(LO3) Students will be able to identify and analyse the history and ethics of foreign correspondence and explore the key factors that have contributed to the evolution and decline of foreign correspondence.

(LO4) Students will be familiar with and critically analyse different perspectives on the way states manage and audiences relate and react to distant conflict.

(LO5) Students will be able to articulate knowledge and a critical understanding of the historical shifts and continuities in war reporting in the modern era.

(S1) Problem solving/ critical thinking/ creativity analysing facts and situations and applying creative thinking to develop appropriate solutions.

(S2) Communication, listening and questioning respecting others, contributing to discussions, communicating in a foreign language, influencing, presentations.

(S3) Self-management readiness to accept responsibility (i.e. leadership), flexibility, resilience, self-starting, initiative, integrity, willingness to take risks, appropriate assertiveness, time management, readiness to improve own performance based on feedback/reflective learning.

(S4) Research management developing a research strategy, project planning and delivery, risk management, formulating questions, selecting literature, using primary/secondary/diverse sources, collecting & using data, applying research methods, applying ethics.

(S5) Information literacy online, finding, interpreting, evaluating, managing and sharing information.


Syllabus

 

The following is an indication of the main topics discussed in the module:
- Introduction to the module: Making sense of global news, media and war
- Journalism in the Global South
- Journalism in the Global North
- The history and evolution of global reporting and foreign correspondence
- Journalistic values and standards: ‘The first casualty’, ethics, objectivity and attachment
- Military media management: censorship, pooling and embedding
- Audiences of war: distant suffering and political engagement
- ‘Other people’s wars’: the Balkans and Africa in the 1990s
- Afghanistan, Iraq and global ‘war on terror’
- Reporting in the 21st century – war and beyond


Teaching and Learning Strategies

Teaching method: Lectures and Seminars

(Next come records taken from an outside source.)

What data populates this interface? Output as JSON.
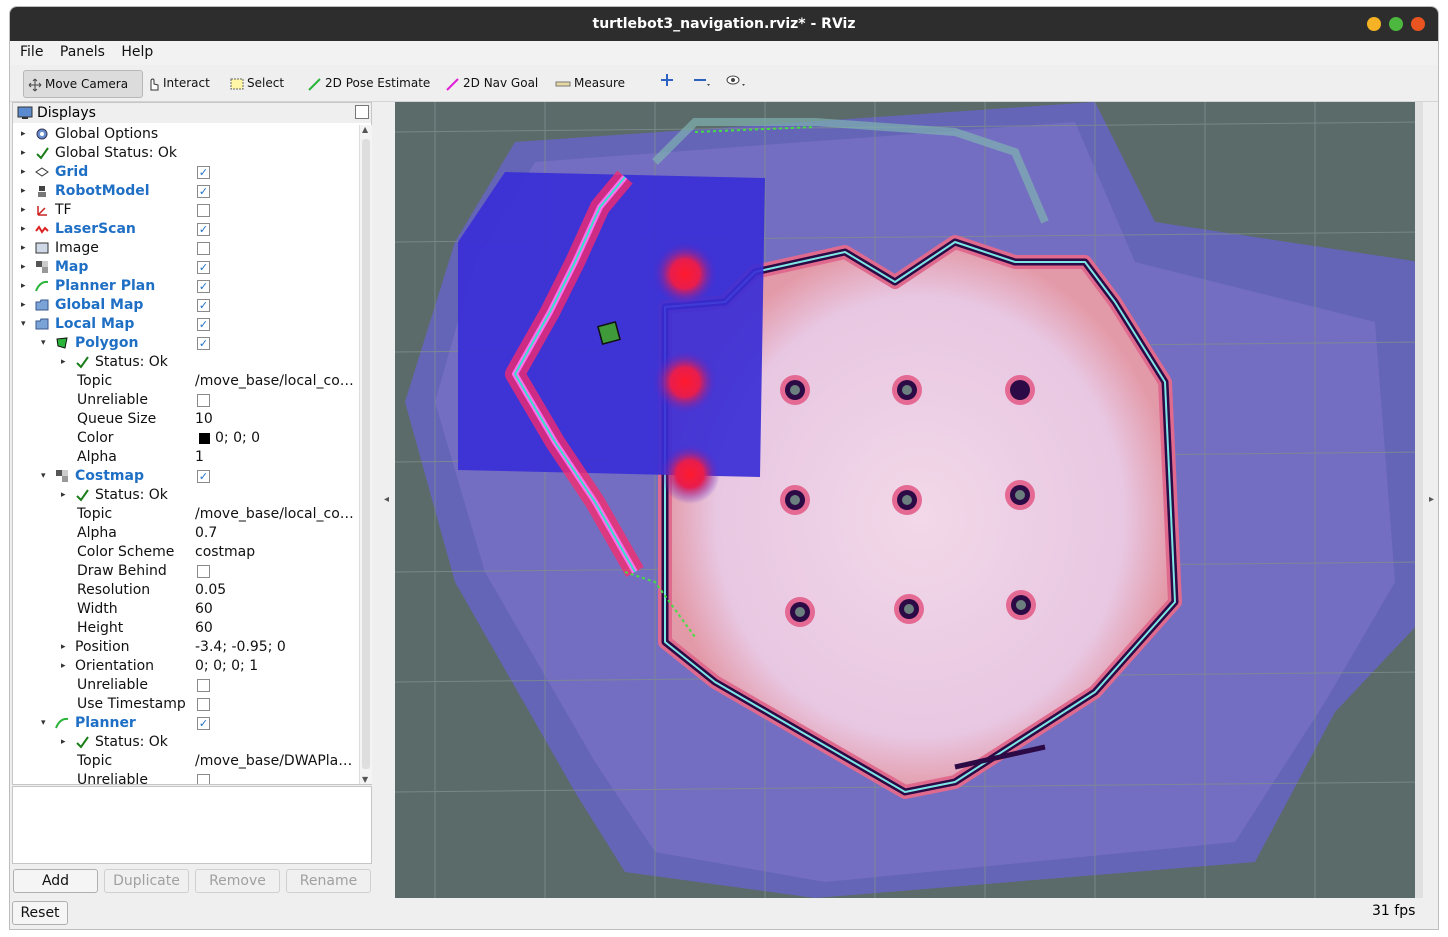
{
  "window": {
    "title": "turtlebot3_navigation.rviz* - RViz",
    "colors": {
      "close": "#e95420",
      "minimize": "#f5b225",
      "maximize": "#4cb840"
    }
  },
  "menu": {
    "file": "File",
    "panels": "Panels",
    "help": "Help"
  },
  "toolbar": {
    "move_camera": "Move Camera",
    "interact": "Interact",
    "select": "Select",
    "pose_estimate": "2D Pose Estimate",
    "nav_goal": "2D Nav Goal",
    "measure": "Measure",
    "icons": [
      "move-camera-icon",
      "interact-icon",
      "select-icon",
      "pose-estimate-icon",
      "nav-goal-icon",
      "measure-icon",
      "plus-icon",
      "minus-icon",
      "eye-icon"
    ]
  },
  "displays": {
    "title": "Displays",
    "rows": [
      {
        "label": "Global Options",
        "value": ""
      },
      {
        "label": "Global Status: Ok",
        "value": ""
      },
      {
        "label": "Grid",
        "value": ""
      },
      {
        "label": "RobotModel",
        "value": ""
      },
      {
        "label": "TF",
        "value": ""
      },
      {
        "label": "LaserScan",
        "value": ""
      },
      {
        "label": "Image",
        "value": ""
      },
      {
        "label": "Map",
        "value": ""
      },
      {
        "label": "Planner Plan",
        "value": ""
      },
      {
        "label": "Global Map",
        "value": ""
      },
      {
        "label": "Local Map",
        "value": ""
      },
      {
        "label": "Polygon",
        "value": ""
      },
      {
        "label": "Status: Ok",
        "value": ""
      },
      {
        "label": "Topic",
        "value": "/move_base/local_co…"
      },
      {
        "label": "Unreliable",
        "value": ""
      },
      {
        "label": "Queue Size",
        "value": "10"
      },
      {
        "label": "Color",
        "value": "0; 0; 0"
      },
      {
        "label": "Alpha",
        "value": "1"
      },
      {
        "label": "Costmap",
        "value": ""
      },
      {
        "label": "Status: Ok",
        "value": ""
      },
      {
        "label": "Topic",
        "value": "/move_base/local_co…"
      },
      {
        "label": "Alpha",
        "value": "0.7"
      },
      {
        "label": "Color Scheme",
        "value": "costmap"
      },
      {
        "label": "Draw Behind",
        "value": ""
      },
      {
        "label": "Resolution",
        "value": "0.05"
      },
      {
        "label": "Width",
        "value": "60"
      },
      {
        "label": "Height",
        "value": "60"
      },
      {
        "label": "Position",
        "value": "-3.4; -0.95; 0"
      },
      {
        "label": "Orientation",
        "value": "0; 0; 0; 1"
      },
      {
        "label": "Unreliable",
        "value": ""
      },
      {
        "label": "Use Timestamp",
        "value": ""
      },
      {
        "label": "Planner",
        "value": ""
      },
      {
        "label": "Status: Ok",
        "value": ""
      },
      {
        "label": "Topic",
        "value": "/move_base/DWAPla…"
      },
      {
        "label": "Unreliable",
        "value": ""
      }
    ],
    "checked": {
      "Grid": true,
      "RobotModel": true,
      "TF": false,
      "LaserScan": true,
      "Image": false,
      "Map": true,
      "Planner Plan": true,
      "Global Map": true,
      "Local Map": true,
      "Polygon": true,
      "Costmap": true,
      "Planner": true
    }
  },
  "buttons": {
    "add": "Add",
    "duplicate": "Duplicate",
    "remove": "Remove",
    "rename": "Rename",
    "reset": "Reset"
  },
  "status": {
    "fps": "31 fps"
  }
}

Description:
The lectures are designed to give a broad introduction to key areas and debates; they are intended to facilitate your reading and to highlight issues that should be explored in your 'out of class' study time and in the seminars.

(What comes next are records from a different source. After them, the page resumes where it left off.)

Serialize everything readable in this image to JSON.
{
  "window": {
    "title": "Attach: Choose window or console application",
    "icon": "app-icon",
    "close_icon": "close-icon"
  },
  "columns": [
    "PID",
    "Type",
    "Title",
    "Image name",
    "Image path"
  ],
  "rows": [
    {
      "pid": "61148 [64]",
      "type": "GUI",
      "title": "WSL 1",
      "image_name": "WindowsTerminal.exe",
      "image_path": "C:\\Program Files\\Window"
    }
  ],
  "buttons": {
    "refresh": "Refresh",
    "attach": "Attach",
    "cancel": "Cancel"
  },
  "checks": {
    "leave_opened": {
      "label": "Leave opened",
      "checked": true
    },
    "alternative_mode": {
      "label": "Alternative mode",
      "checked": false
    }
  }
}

The seminars are designed to explore particular issues and debates in more detail than can be achieved during lectures; they will enable you to clarify and develop your understanding of your reading; to learn from, and to question and explore, information and arguments presented by your peers; to allow you scope to present in discussion your own findings from independent reading; to give you the opportunity to spontaneously both raise questions and suggest possible answers; as well as provide important opportunities to ensure your preparedness for the assessment tasks and to structure and motivate your independent study.

Schedule directed student hours: 36

Unscheduled d irected student hours:

Attendance recorded: Yes

Notes:
Description of how self-directed learning hours may be used: Completing core and background reading and preparing for class and assignments.


Teaching Schedule

  Lectures Seminars Tutorials Lab Practicals Fieldwork Placement Other TOTAL
Study Hours 24

12

        36
Timetable (if known)              
Private Study 114
TOTAL HOURS 150

Assessment

EXAM Duration Timing
(Semester)
% of
final
mark
Resit/resubmission
opportunity
Penalty for late
submission
Notes
             
CONTINUOUS Duration Timing
(Semester)
% of
final
mark
Resit/resubmission
opportunity
Penalty for late
submission
Notes
Position papers There is a resit opportunity. Standard UoL penalty applies for late submission. This is an anonymous assessment. Assessment Schedule (When): Week 8  1000- words    30       
Essay There is a resit opportunity. Standard UoL penalty applies for late submission. This is an anonymous assessment. Assessment Schedule (When): Week 13  2,000 words    70       

Recommended Texts

Reading lists are managed at readinglists.liverpool.ac.uk. Click here to access the reading lists for this module.